The royalty represents an exceptional opportunity for Association members to generate additional monies and is a means for financing important and strategic development and for ensuring the success of all of Tremblant.
Despite the concept of the royalty being unique to Quebec, it is widespread in North America throughout our industry, thereby contributing to the success of these resorts.
Yes, they must absolutely list the royalty separately. The TRA Board of Directors adopted a resolution to that effect: "... the royalty shall be listed on the bill for all taxable goods and services and it shall be applied identically by all merchants on the resort."
No. In order to avoid guest confusion, the application of the royalty shall be the same for all retailers – as stipulated by a resolution adopted by the TRA Board of Directors.
The member who sells the goods or services initially must charge the royalty to the member who is the purchaser and remit it to the TRA The member who resells the goods and services to a guest at a higher price (administration fee, profit, etc.) must collect the royalty on the sales amount less the amount already subject to a royalty and remit to the TRA a royalty equal to the difference.
No, since the royalty applies only to end-consumer goods and services (for guests).
Yes. When a member purchases goods and services off-site and resells them to a guest, he must add the royalty to the bill.
Yes, all goods and services offered in a hotel are subject to a 3% royalty.
Yes, administration fees are subject to the royalty since they represent a service.
Further to a recommendation from the Consumer Protection Bureau, the TRA Board of Directors adopted the following resolution: "Given that certain exclusions must be considered by the Board of Directors and that it must be stipulated clearly that retailers, which are likely to be exempted from the royalty, must necessarily be exempted from both federal and provincial taxes."
Such goods and services are exempt from the royalty.
Tips are exempt, unless listed on the bill, as they normally are for group packages. Only in such cases are they subject to the royalty, similarly to federal and provincial taxes.
The following resorts all apply a royalty ranging from 2% to 6% on goods and services and/or on accommodation: Banff (Canada), Whistler (Canada), Beaver Creek (Colorado), Breckenridge (Colorado), Copper Mountain (Colorado), Disney World (Florida), Keystone (Colorado) and Snowmass (Colorado).
Firstly, they do pay taxes. In fact, for the past several years, they have had to pay taxes and be reimbursed afterwards. As for the royalty, they must pay it but will not be reimbursed, since this is not a tax.

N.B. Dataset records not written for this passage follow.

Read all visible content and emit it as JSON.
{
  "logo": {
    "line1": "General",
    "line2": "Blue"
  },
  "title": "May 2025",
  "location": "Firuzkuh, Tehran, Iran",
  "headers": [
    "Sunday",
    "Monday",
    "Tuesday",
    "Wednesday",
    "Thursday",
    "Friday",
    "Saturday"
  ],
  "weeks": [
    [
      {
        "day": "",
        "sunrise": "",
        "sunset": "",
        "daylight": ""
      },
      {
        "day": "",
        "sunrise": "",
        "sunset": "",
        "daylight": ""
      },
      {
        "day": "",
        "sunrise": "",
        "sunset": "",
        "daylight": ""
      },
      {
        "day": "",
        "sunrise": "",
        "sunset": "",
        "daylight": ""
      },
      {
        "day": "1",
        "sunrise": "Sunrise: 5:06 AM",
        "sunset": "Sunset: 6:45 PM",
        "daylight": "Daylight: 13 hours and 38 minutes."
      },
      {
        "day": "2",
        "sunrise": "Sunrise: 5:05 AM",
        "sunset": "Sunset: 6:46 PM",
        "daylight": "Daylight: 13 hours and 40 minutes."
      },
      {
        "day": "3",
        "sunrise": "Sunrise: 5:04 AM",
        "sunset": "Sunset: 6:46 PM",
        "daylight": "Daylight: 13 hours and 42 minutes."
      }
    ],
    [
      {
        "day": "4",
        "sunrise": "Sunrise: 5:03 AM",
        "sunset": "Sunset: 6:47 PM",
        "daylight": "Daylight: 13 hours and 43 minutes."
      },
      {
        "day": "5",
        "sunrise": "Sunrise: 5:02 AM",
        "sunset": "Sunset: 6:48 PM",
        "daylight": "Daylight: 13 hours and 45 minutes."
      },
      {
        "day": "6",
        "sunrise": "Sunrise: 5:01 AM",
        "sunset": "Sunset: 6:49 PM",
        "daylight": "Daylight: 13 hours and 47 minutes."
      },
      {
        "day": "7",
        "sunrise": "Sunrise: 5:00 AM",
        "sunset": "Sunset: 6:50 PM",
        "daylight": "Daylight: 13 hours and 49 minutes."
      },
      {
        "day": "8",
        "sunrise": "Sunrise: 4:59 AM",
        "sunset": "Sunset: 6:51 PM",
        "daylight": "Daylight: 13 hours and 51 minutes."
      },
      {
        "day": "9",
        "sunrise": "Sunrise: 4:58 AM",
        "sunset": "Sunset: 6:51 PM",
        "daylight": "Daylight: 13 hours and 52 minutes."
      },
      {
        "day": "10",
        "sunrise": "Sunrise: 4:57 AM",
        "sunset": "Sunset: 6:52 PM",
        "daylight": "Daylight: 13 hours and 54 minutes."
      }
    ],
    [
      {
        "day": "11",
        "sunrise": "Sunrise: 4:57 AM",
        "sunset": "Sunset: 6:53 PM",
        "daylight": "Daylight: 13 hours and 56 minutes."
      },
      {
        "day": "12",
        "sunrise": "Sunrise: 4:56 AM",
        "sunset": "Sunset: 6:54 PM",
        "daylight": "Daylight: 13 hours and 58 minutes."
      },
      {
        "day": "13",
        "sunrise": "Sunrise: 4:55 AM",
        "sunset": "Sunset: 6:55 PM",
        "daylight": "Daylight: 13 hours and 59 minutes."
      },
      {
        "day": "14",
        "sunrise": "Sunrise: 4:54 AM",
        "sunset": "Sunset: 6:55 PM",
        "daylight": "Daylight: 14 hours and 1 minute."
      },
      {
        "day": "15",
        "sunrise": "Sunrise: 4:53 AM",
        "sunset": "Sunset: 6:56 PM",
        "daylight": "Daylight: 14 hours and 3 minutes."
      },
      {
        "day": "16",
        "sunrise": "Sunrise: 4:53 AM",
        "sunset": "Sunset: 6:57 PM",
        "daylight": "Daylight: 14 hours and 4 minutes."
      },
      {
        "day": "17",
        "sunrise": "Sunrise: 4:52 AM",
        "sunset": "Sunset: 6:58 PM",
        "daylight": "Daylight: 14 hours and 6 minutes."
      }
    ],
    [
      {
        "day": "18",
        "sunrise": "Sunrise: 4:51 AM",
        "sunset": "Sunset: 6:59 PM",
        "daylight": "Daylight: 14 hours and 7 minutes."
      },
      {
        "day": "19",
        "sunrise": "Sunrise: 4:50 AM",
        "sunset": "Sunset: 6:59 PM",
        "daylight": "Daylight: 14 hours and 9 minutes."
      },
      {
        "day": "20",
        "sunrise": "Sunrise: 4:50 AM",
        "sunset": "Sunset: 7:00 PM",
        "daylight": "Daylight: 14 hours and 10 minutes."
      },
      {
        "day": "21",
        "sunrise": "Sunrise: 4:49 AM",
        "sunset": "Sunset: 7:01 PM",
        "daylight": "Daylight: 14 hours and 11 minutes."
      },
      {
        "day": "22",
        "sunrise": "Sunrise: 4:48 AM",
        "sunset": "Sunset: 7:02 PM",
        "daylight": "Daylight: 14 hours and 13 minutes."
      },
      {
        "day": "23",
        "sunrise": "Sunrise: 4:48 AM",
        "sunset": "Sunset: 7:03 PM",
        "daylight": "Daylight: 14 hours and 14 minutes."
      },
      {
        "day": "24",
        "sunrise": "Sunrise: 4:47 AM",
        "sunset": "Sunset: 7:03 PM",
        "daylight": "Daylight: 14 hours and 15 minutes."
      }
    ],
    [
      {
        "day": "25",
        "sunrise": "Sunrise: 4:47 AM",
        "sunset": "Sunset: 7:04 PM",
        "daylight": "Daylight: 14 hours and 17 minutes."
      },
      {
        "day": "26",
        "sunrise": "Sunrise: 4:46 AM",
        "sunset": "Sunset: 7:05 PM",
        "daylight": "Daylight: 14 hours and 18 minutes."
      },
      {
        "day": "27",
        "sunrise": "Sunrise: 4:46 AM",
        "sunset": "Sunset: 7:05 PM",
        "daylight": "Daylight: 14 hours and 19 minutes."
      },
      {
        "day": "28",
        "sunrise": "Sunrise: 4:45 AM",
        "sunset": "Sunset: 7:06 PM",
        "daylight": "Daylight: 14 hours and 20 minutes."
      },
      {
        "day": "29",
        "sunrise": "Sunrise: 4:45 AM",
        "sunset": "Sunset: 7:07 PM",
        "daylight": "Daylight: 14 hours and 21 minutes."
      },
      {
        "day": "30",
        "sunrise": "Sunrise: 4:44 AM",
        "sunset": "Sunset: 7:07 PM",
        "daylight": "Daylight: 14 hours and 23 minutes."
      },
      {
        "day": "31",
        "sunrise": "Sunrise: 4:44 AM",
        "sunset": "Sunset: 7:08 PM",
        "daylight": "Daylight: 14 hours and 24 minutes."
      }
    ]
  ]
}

Yes, they then become subject to the royalty, just as if these products were sold in a restaurant or a convenience store that is not a governmental body.